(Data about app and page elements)

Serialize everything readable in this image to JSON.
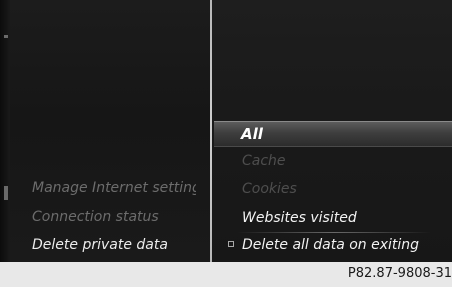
{
  "left_menu": {
    "items": [
      {
        "label": "Manage Internet settings",
        "state": "dim"
      },
      {
        "label": "Connection status",
        "state": "dim"
      },
      {
        "label": "Delete private data",
        "state": "active"
      }
    ]
  },
  "right_menu": {
    "selected": "All",
    "items": [
      {
        "label": "Cache",
        "state": "disabled"
      },
      {
        "label": "Cookies",
        "state": "disabled"
      },
      {
        "label": "Websites visited",
        "state": "enabled"
      },
      {
        "label": "Delete all data on exiting",
        "state": "enabled",
        "checkbox": false
      }
    ]
  },
  "footer": {
    "reference": "P82.87-9808-31"
  },
  "colors": {
    "background": "#1a1a1a",
    "text_bright": "#f2f2f2",
    "text_dim": "#6c6c6c",
    "text_disabled": "#4e4e4e",
    "divider": "#c8c8c8",
    "footer_bg": "#e8e8e8"
  }
}
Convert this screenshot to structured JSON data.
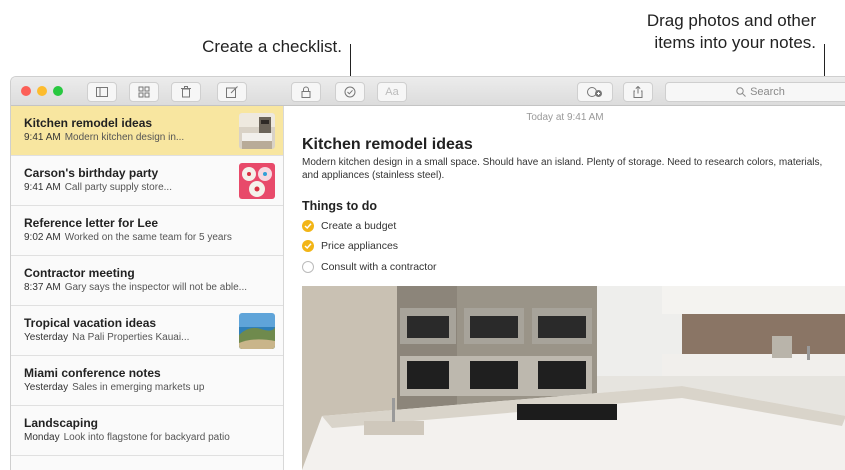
{
  "callouts": {
    "checklist": "Create a checklist.",
    "drag_line1": "Drag photos and other",
    "drag_line2": "items into your notes."
  },
  "toolbar": {
    "buttons": [
      "sidebar-toggle",
      "gallery-view",
      "delete",
      "new-note",
      "lock",
      "checklist",
      "format"
    ],
    "format_label": "Aa",
    "search_placeholder": "Search"
  },
  "colors": {
    "selected": "#f8e6a0",
    "check": "#f2b517",
    "close": "#fc5f57",
    "minimize": "#fdbc2e",
    "zoom": "#28c840"
  },
  "notes": [
    {
      "title": "Kitchen remodel ideas",
      "time": "9:41 AM",
      "preview": "Modern kitchen design in...",
      "selected": true,
      "thumb": "kitchen"
    },
    {
      "title": "Carson's birthday party",
      "time": "9:41 AM",
      "preview": "Call party supply store...",
      "thumb": "cupcakes"
    },
    {
      "title": "Reference letter for Lee",
      "time": "9:02 AM",
      "preview": "Worked on the same team for 5 years"
    },
    {
      "title": "Contractor meeting",
      "time": "8:37 AM",
      "preview": "Gary says the inspector will not be able..."
    },
    {
      "title": "Tropical vacation ideas",
      "time": "Yesterday",
      "preview": "Na Pali Properties Kauai...",
      "thumb": "beach"
    },
    {
      "title": "Miami conference notes",
      "time": "Yesterday",
      "preview": "Sales in emerging markets up"
    },
    {
      "title": "Landscaping",
      "time": "Monday",
      "preview": "Look into flagstone for backyard patio"
    }
  ],
  "editor": {
    "timestamp": "Today at 9:41 AM",
    "title": "Kitchen remodel ideas",
    "body": "Modern kitchen design in a small space. Should have an island. Plenty of storage. Need to research colors, materials, and appliances (stainless steel).",
    "checklist_heading": "Things to do",
    "checklist": [
      {
        "label": "Create a budget",
        "done": true
      },
      {
        "label": "Price appliances",
        "done": true
      },
      {
        "label": "Consult with a contractor",
        "done": false
      }
    ]
  }
}
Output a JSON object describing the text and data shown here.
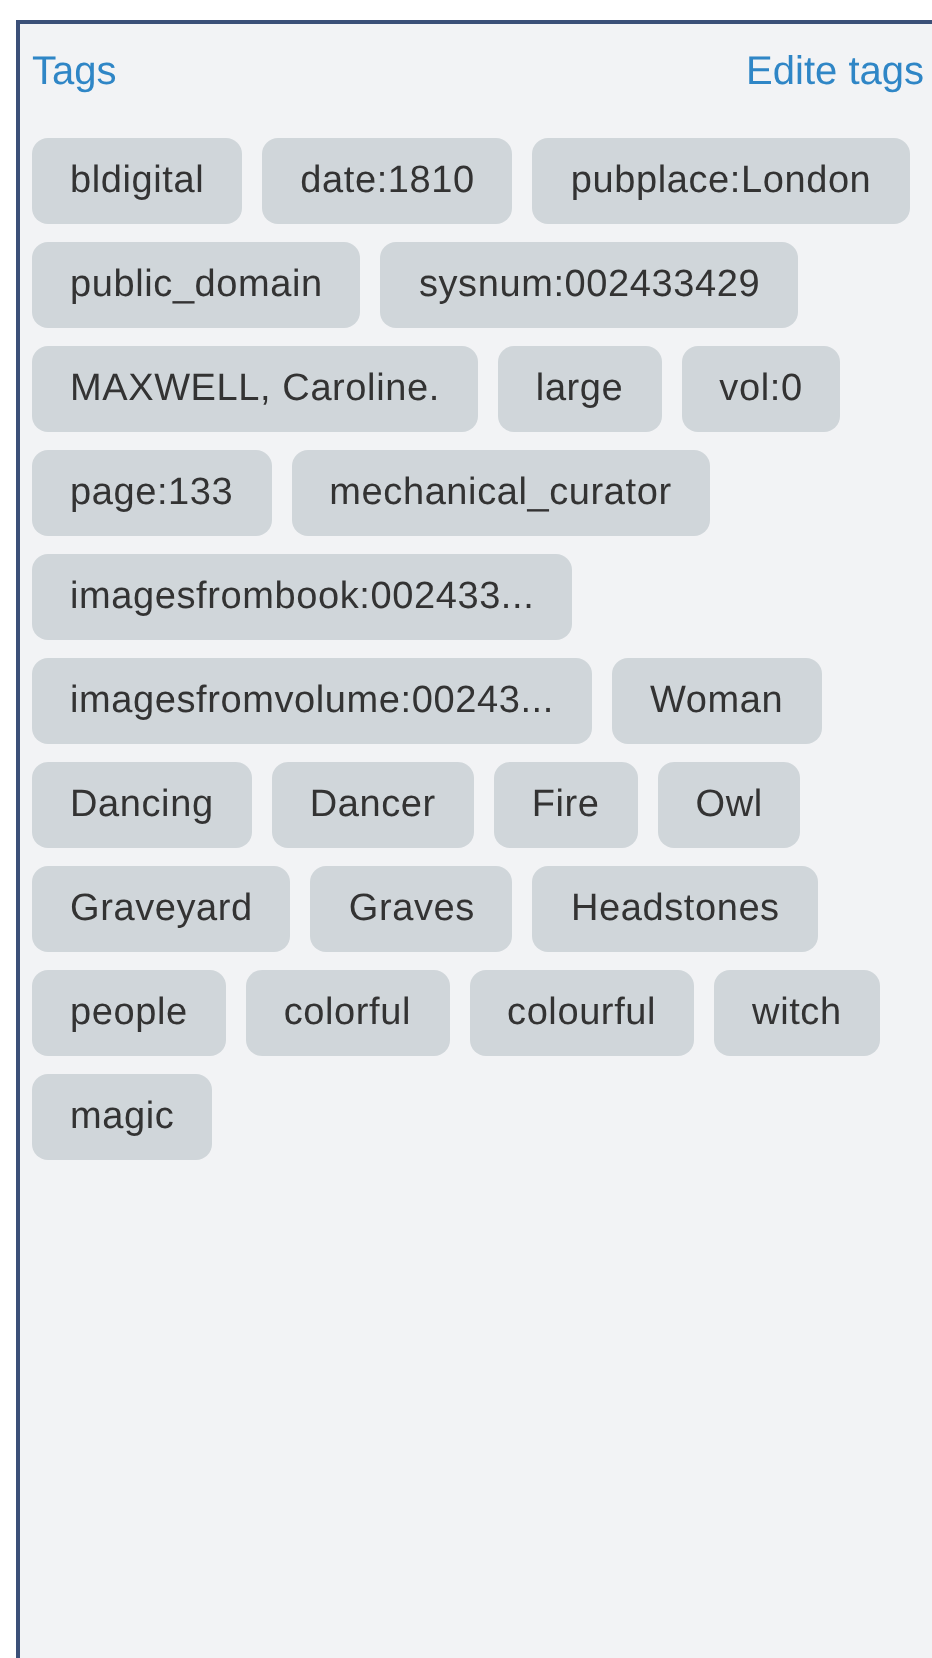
{
  "panel": {
    "title": "Tags",
    "edit_link": "Edite tags"
  },
  "tags": [
    "bldigital",
    "date:1810",
    "pubplace:London",
    "public_domain",
    "sysnum:002433429",
    "MAXWELL, Caroline.",
    "large",
    "vol:0",
    "page:133",
    "mechanical_curator",
    "imagesfrombook:002433...",
    "imagesfromvolume:00243...",
    "Woman",
    "Dancing",
    "Dancer",
    "Fire",
    "Owl",
    "Graveyard",
    "Graves",
    "Headstones",
    "people",
    "colorful",
    "colourful",
    "witch",
    "magic"
  ]
}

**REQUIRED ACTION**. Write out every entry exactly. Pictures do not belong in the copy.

**ANSWER BOX**.
Serialize everything readable in this image to JSON.
{
  "left_menu": {
    "items": [
      {
        "label": "Manage Internet settings",
        "state": "dim"
      },
      {
        "label": "Connection status",
        "state": "dim"
      },
      {
        "label": "Delete private data",
        "state": "active"
      }
    ]
  },
  "right_menu": {
    "selected": "All",
    "items": [
      {
        "label": "Cache",
        "state": "disabled"
      },
      {
        "label": "Cookies",
        "state": "disabled"
      },
      {
        "label": "Websites visited",
        "state": "enabled"
      },
      {
        "label": "Delete all data on exiting",
        "state": "enabled",
        "checkbox": false
      }
    ]
  },
  "footer": {
    "reference": "P82.87-9808-31"
  },
  "colors": {
    "background": "#1a1a1a",
    "text_bright": "#f2f2f2",
    "text_dim": "#6c6c6c",
    "text_disabled": "#4e4e4e",
    "divider": "#c8c8c8",
    "footer_bg": "#e8e8e8"
  }
}
Convert this screenshot to structured JSON data.
{
  "callouts": {
    "checklist": "Create a checklist.",
    "drag_line1": "Drag photos and other",
    "drag_line2": "items into your notes."
  },
  "toolbar": {
    "buttons": [
      "sidebar-toggle",
      "gallery-view",
      "delete",
      "new-note",
      "lock",
      "checklist",
      "format"
    ],
    "format_label": "Aa",
    "search_placeholder": "Search"
  },
  "colors": {
    "selected": "#f8e6a0",
    "check": "#f2b517",
    "close": "#fc5f57",
    "minimize": "#fdbc2e",
    "zoom": "#28c840"
  },
  "notes": [
    {
      "title": "Kitchen remodel ideas",
      "time": "9:41 AM",
      "preview": "Modern kitchen design in...",
      "selected": true,
      "thumb": "kitchen"
    },
    {
      "title": "Carson's birthday party",
      "time": "9:41 AM",
      "preview": "Call party supply store...",
      "thumb": "cupcakes"
    },
    {
      "title": "Reference letter for Lee",
      "time": "9:02 AM",
      "preview": "Worked on the same team for 5 years"
    },
    {
      "title": "Contractor meeting",
      "time": "8:37 AM",
      "preview": "Gary says the inspector will not be able..."
    },
    {
      "title": "Tropical vacation ideas",
      "time": "Yesterday",
      "preview": "Na Pali Properties Kauai...",
      "thumb": "beach"
    },
    {
      "title": "Miami conference notes",
      "time": "Yesterday",
      "preview": "Sales in emerging markets up"
    },
    {
      "title": "Landscaping",
      "time": "Monday",
      "preview": "Look into flagstone for backyard patio"
    }
  ],
  "editor": {
    "timestamp": "Today at 9:41 AM",
    "title": "Kitchen remodel ideas",
    "body": "Modern kitchen design in a small space. Should have an island. Plenty of storage. Need to research colors, materials, and appliances (stainless steel).",
    "checklist_heading": "Things to do",
    "checklist": [
      {
        "label": "Create a budget",
        "done": true
      },
      {
        "label": "Price appliances",
        "done": true
      },
      {
        "label": "Consult with a contractor",
        "done": false
      }
    ]
  }
}
Output a JSON object describing the text and data shown here.
{
  "panel": {
    "title": "Tags",
    "edit_link": "Edite tags"
  },
  "tags": [
    "bldigital",
    "date:1810",
    "pubplace:London",
    "public_domain",
    "sysnum:002433429",
    "MAXWELL, Caroline.",
    "large",
    "vol:0",
    "page:133",
    "mechanical_curator",
    "imagesfrombook:002433...",
    "imagesfromvolume:00243...",
    "Woman",
    "Dancing",
    "Dancer",
    "Fire",
    "Owl",
    "Graveyard",
    "Graves",
    "Headstones",
    "people",
    "colorful",
    "colourful",
    "witch",
    "magic"
  ]
}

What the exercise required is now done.